The hike from Mount Shasta to Ashland, although smoky from a wildfire burning in Redding, was both moderately graded and filled with exciting views of the rough backcountry.
Rabbit and I have hiked a lot of 25s, 28s, and 30s since starting our thru-hike; however, on this particular stretch we shattered our daily mileage record by hiking 41 straight miles in one day. To accomplish this, we started the hike at 5:30am and hiked non-stop until about 11:00pm. While 41 miles is something to be proud of, we think we can do more. When the conditions are right, we’re hoping on hiking a 50-mile day before the trip is over.
This segment had a number of designated wilderness areas to hike through. At the Etna town turnoff, we got some morale-boosting trail magic out of a pickup truck by a couple who had driven up from Phoenix. These trail angels kindly supplied the hikers with cold beverages, peanuts, chocolate bars, fresh fruit, and even dill pickles.
There were dozens of cows to be seen and heard in NorCal! The cows had these clangy bells around their necks that echoed among the mountainsides. There was also a large deer population. Some of the deer were so aggressive at night coming by to lick our trekking poles, dig up nearby cat holes, and even try and make off with Rabbit’s pack.
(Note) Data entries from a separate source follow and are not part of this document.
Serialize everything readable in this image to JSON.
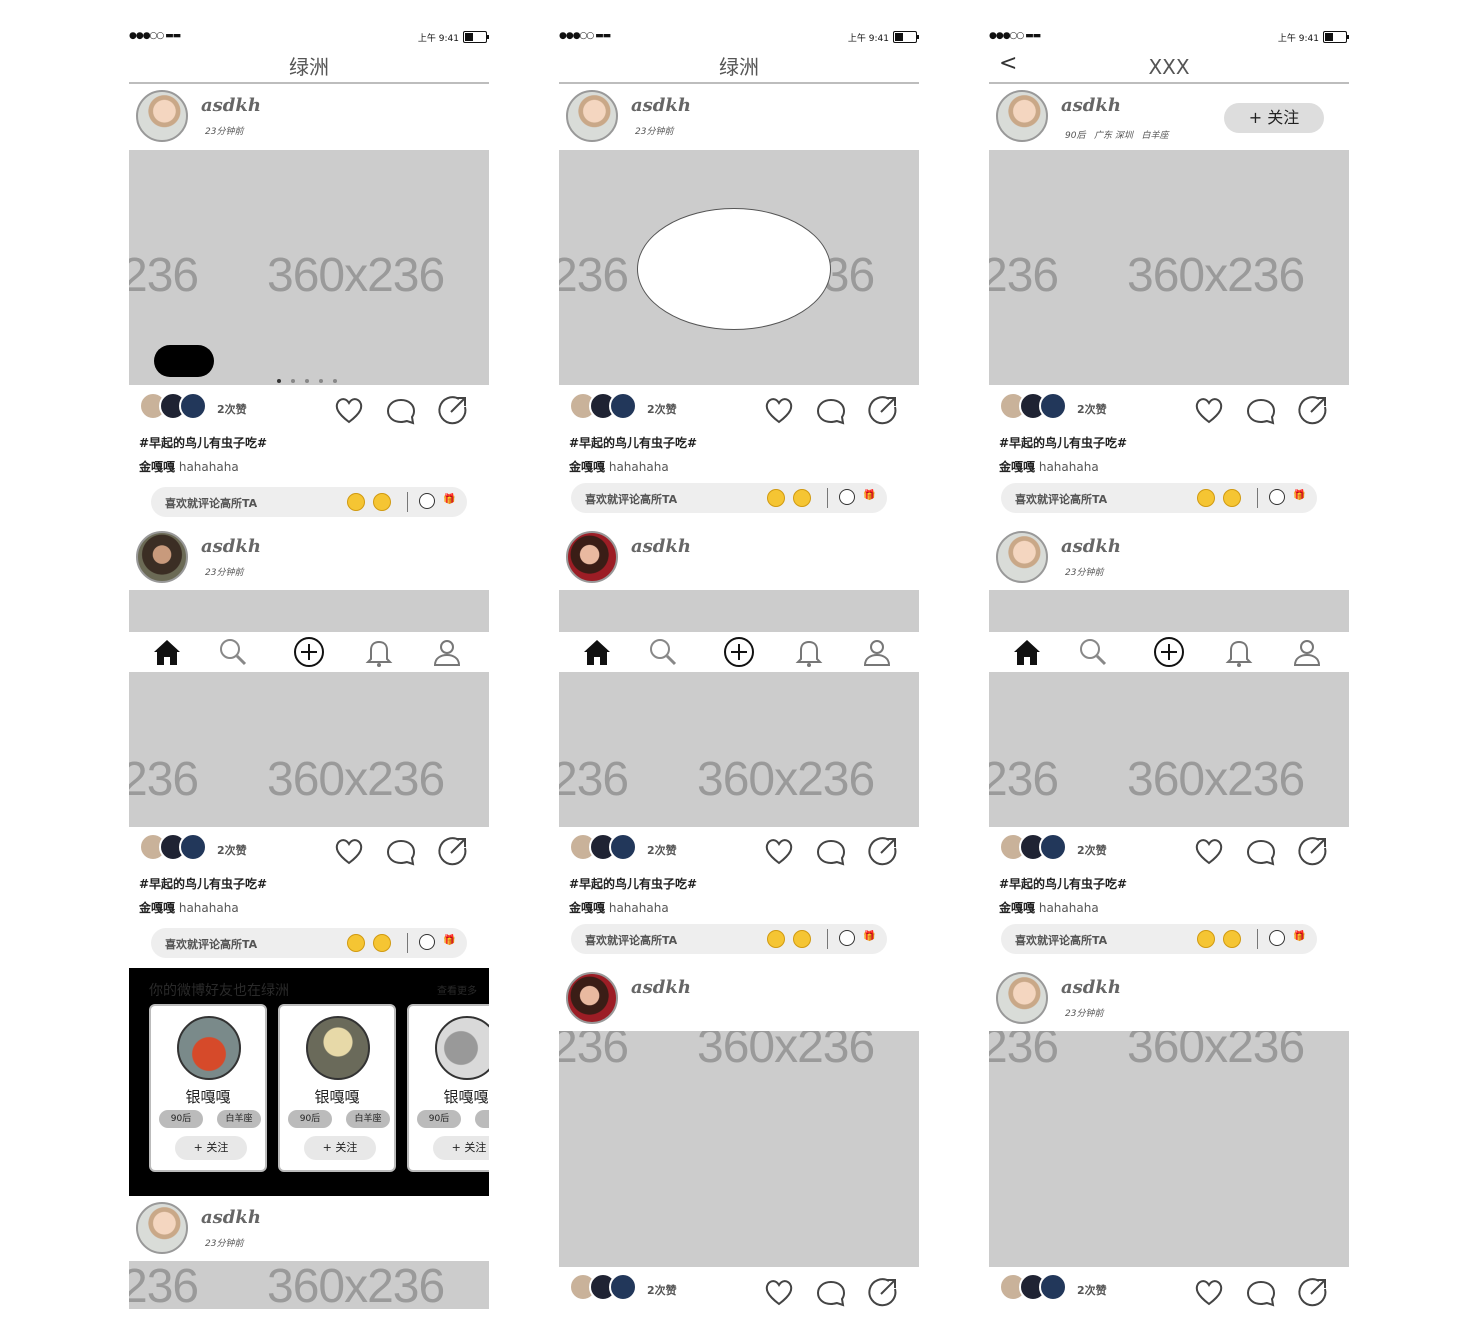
{
  "status": {
    "signal": "●●●○○ ▬▬",
    "time": "上午 9:41"
  },
  "screens": [
    {
      "title": "绿洲"
    },
    {
      "title": "绿洲"
    },
    {
      "title": "XXX",
      "back": "<"
    }
  ],
  "placeholder": {
    "l1": "236",
    "l2": "360x236"
  },
  "post": {
    "username": "asdkh",
    "time": "23分钟前",
    "likes": "2次赞",
    "tag": "#早起的鸟儿有虫子吃#",
    "author": "金嘎嘎",
    "text": "hahahaha",
    "comment_placeholder": "喜欢就评论高所TA",
    "gift": "🎁"
  },
  "profile_meta": {
    "age": "90后",
    "region": "广东 深圳",
    "sign": "白羊座"
  },
  "follow_label": "+ 关注",
  "suggest": {
    "title": "你的微博好友也在绿洲",
    "more": "查看更多",
    "cards": [
      {
        "name": "银嘎嘎",
        "age": "90后",
        "sign": "白羊座",
        "follow": "+ 关注"
      },
      {
        "name": "银嘎嘎",
        "age": "90后",
        "sign": "白羊座",
        "follow": "+ 关注"
      },
      {
        "name": "银嘎嘎",
        "age": "90后",
        "sign": "白",
        "follow": "+ 关注"
      }
    ]
  },
  "tabs": [
    "home-icon",
    "search-icon",
    "add-icon",
    "bell-icon",
    "profile-icon"
  ],
  "colors": {
    "placeholder": "#cccccc",
    "placeholder_text": "#9a9a9a",
    "header_line": "#bdbdbd"
  }
}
At one of the mountain lakes Rabbit had caught six handsome rainbow trout with a Tenkara rod, which were promptly cooked up for dinner in our titanium cook pots.
Progressing northward, we came upon an old cabin called the Marble Valley Cabin. It’s a decommissioned ranger cabin that is now boarded up and carpeted in moss.
Descending into Seiad Valley (State of Jefferson) consisted of a 21-mile hike down from where we had camped the previous evening. Much of the way down was overgrown bush; however, there were countless opportunities to pick the wild blackberries. The wildlife viewing in this area was sensational.
Once arriving in Seiad Valley, we sat down at a table at the cafe and ordered some food. The homemade milkshakes were especially a nice treat. The nearby RV Park let us pitch our tents on their lawn and use the shower facilities. They also had a communal area for hikers to use that included a microwave, dorm-size fridge, and a television for watching movies. The following morning after a hot breakfast, it was time to make the final push out of California to Ashland, Oregon. Before reaching the border, the two of us stopped by the remains of the Donomore cabin built around 1935 by a ranching family who owned cattle in the area.
The state of California represents more than half of the trail (1691.7 miles). What a relief it was to make it to a new state! There was a log book that I signed at the border along with a wooden sign nailed to a tree indicating the California-Oregon boundary.
After getting to Ashland, I stopped by Callahan’s Lodge to pick up my resupply package. Then it was a quick hitch to the Ashland Hostel.
I have now hiked 1718.7 miles and have 933.9 miles remaining.